Giving credit where credit is due, I actually “stole” these from Ottawa based strength coach Elsbeth Vaino, after a distance coaching client of mine directed me in her direction. I thought these progressions were brilliant and rather than reinvent the wheel, I thought I’d pass them along and share them with you.
A few things to note beforehand:
1. Before attempting these, it’s assumed that you can perform a regular TRX inverted row flawlessly. If not, please don’t try these as it’s probably not going to look pretty.
2. There’s a bit of trial and error involved in setting up the apparatus as you have to wrap the TRX around the bar in order to get the handles at the proper height.
3. In the videos, I realize that Whitney is using more of a neutral grip rather than a standard supinated (underhand) grip while demonstrating the exercises.

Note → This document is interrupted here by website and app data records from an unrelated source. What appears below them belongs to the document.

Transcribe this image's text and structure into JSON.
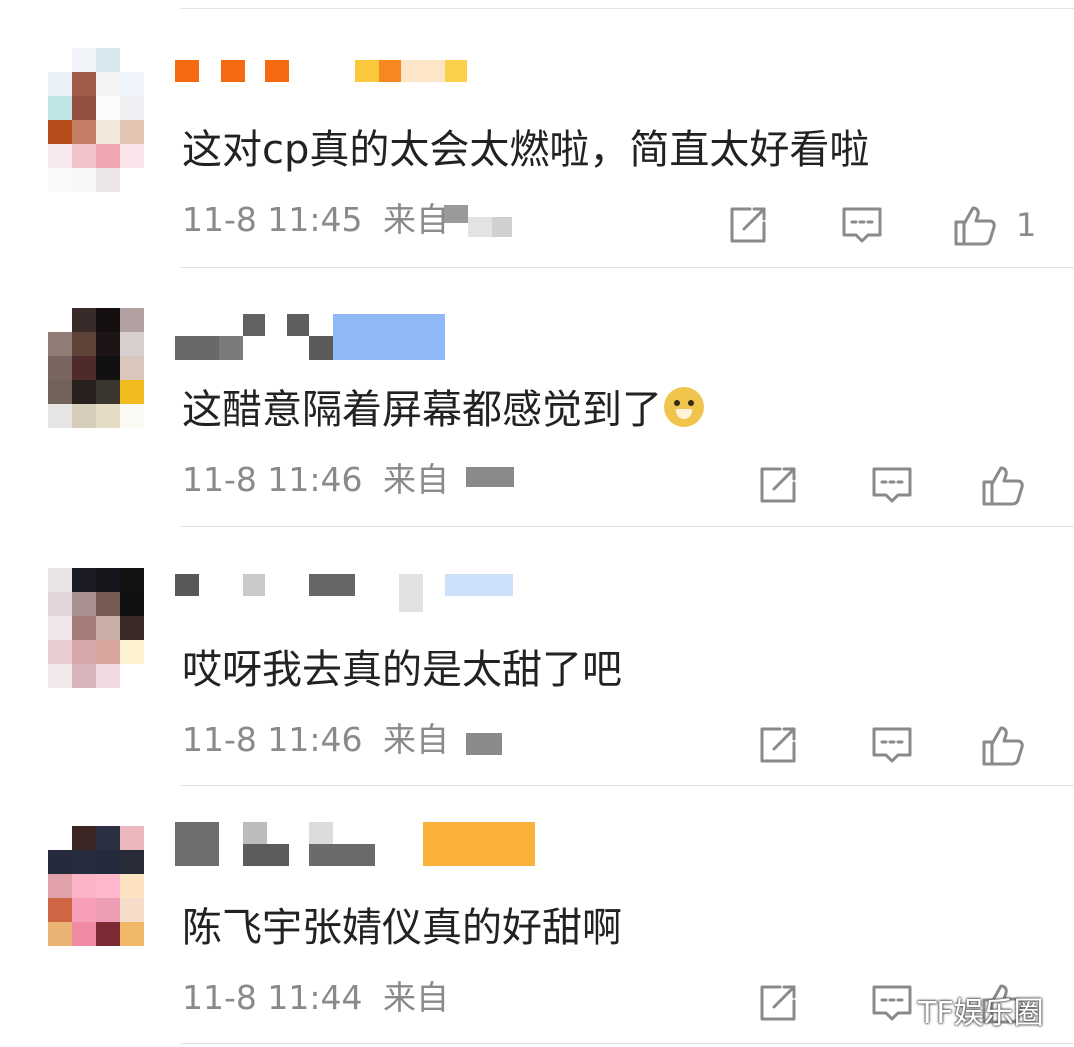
{
  "comments": [
    {
      "text": "这对cp真的太会太燃啦，简直太好看啦",
      "time": "11-8 11:45",
      "source_label": "来自",
      "like_count": "1",
      "avatar_colors": [
        "#ffffff",
        "#f0f3f8",
        "#d8e8ef",
        "#ffffff",
        "#e9f0f8",
        "#a25b48",
        "#f3f3f3",
        "#eef4fa",
        "#bfe6e6",
        "#93503f",
        "#fbfbfb",
        "#efeef2",
        "#b74c1d",
        "#c47d64",
        "#f1e7da",
        "#e1c5b0",
        "#f6e8ee",
        "#f4c2cb",
        "#f0a5b0",
        "#fbe4ea",
        "#fbf9fa",
        "#f8f6f7",
        "#ece6e9",
        "#ffffff"
      ],
      "name_colors": [
        "#f46a10",
        "#f46a10",
        "#f46a10",
        "#fbc83c",
        "#f7881f",
        "#fde6c8",
        "#fbd04a"
      ]
    },
    {
      "text": "这醋意隔着屏幕都感觉到了",
      "time": "11-8 11:46",
      "source_label": "来自",
      "like_count": "",
      "avatar_colors": [
        "#ffffff",
        "#3a2b2b",
        "#15100f",
        "#b1a0a0",
        "#917d76",
        "#5e4338",
        "#1d1515",
        "#d7cfcd",
        "#7a6660",
        "#4f2a2a",
        "#121010",
        "#d9c7be",
        "#71635a",
        "#27201d",
        "#3b352f",
        "#f2bc1f",
        "#e6e5e3",
        "#d6cebb",
        "#e4dcc4",
        "#fbfaf5"
      ],
      "name_colors": [
        "#686868",
        "#7a7a7a",
        "#626262",
        "#5e5e5e",
        "#5a5a5a",
        "#8eb8f6"
      ]
    },
    {
      "text": "哎呀我去真的是太甜了吧",
      "time": "11-8 11:46",
      "source_label": "来自",
      "like_count": "",
      "avatar_colors": [
        "#e7e3e7",
        "#1c1d24",
        "#14161b",
        "#121212",
        "#e4d4dc",
        "#a8918f",
        "#775a53",
        "#101111",
        "#f0e6ec",
        "#a77c78",
        "#ccaea9",
        "#3a2a27",
        "#e8cdd0",
        "#d8a7ac",
        "#d7a59d",
        "#fef3d1",
        "#f1e8ea",
        "#d8b4ba",
        "#f1dbe0",
        "#ffffff"
      ],
      "name_colors": [
        "#585858",
        "#c9c9c9",
        "#666666",
        "#e2e2e2",
        "#cde0fa"
      ]
    },
    {
      "text": "陈飞宇张婧仪真的好甜啊",
      "time": "11-8 11:44",
      "source_label": "来自",
      "like_count": "",
      "avatar_colors": [
        "#ffffff",
        "#3b2624",
        "#2a3042",
        "#ebb8bd",
        "#242a3b",
        "#262c3f",
        "#232a3c",
        "#282c39",
        "#e0a1a9",
        "#fbb4c6",
        "#ffb8cb",
        "#fde2c1",
        "#d06543",
        "#f79eb9",
        "#ec9db4",
        "#f5ddca",
        "#e9b373",
        "#f08aa4",
        "#7d2a34",
        "#f1b768"
      ],
      "name_colors": [
        "#6e6e6e",
        "#bcbcbc",
        "#5c5c5c",
        "#dcdcdc",
        "#6a6a6a",
        "#fbb23a"
      ]
    }
  ],
  "watermark": "TF娱乐圈",
  "colors": {
    "text": "#222222",
    "meta": "#8a8a8a",
    "icon": "#8a8a8a",
    "divider": "#e4e4e4"
  },
  "icons": [
    "repost-icon",
    "comment-icon",
    "thumbs-up-icon",
    "doge-emoji-icon"
  ]
}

It’s okay, I understand the difference between a chin-up and pull-up, so for those who were inevitably going to get their panties all up in a bunch and call me out……..relax. I called myself out. So there!
TRX Chin-Up Progression I
The main point to highlight here, is that Whitney is starting from her knees and then pulling herself up while using her feet to kinda “assist” herself up towards her chest. I don’t mind a little bit of “rocking” at the bottom as all I’m really concerned about here is grooving a more vertical pattern which carries over very well to the actual chin-up.
All the same rules apply in terms of proper technique: shoulder blades in the back pocket, pull through the elbows, keep the chin tucked, control the eccentric (lowering) portion of the lift, increase your general level of awesomeness.
From there, we can progress the exercise into a more seated variation.
TRX Chin-Up Progression II
This does two things:
1. Increases the range of motion.
2. Forces Whitney to pull more of her own body weight.
Still, the objective is to grease more of a vertical pulling pattern, which can’t necessarily be down with a conventional inverted row.
TRX Chin-Up Progression III
Kicking it up a notch, we can then elevate Whitney’s feet onto a box (or stepper) and increase the ROM even further.
Simple, albeit very effective.
Among much else, these variations serve as an awesome way to get the ball rolling and to help better prepare the trainee for pulling her own body weight rather than relying on a machine to do so for her.
Of course, there are numerous other progressions (and even regressions) I like to implement, such as band assisted variations as well as eccentric only variations, but those will have to wait until next week when I dive into part II.
Till then, feel free to share your thoughts below and offer your own insight into the matter. I’d love to hear them!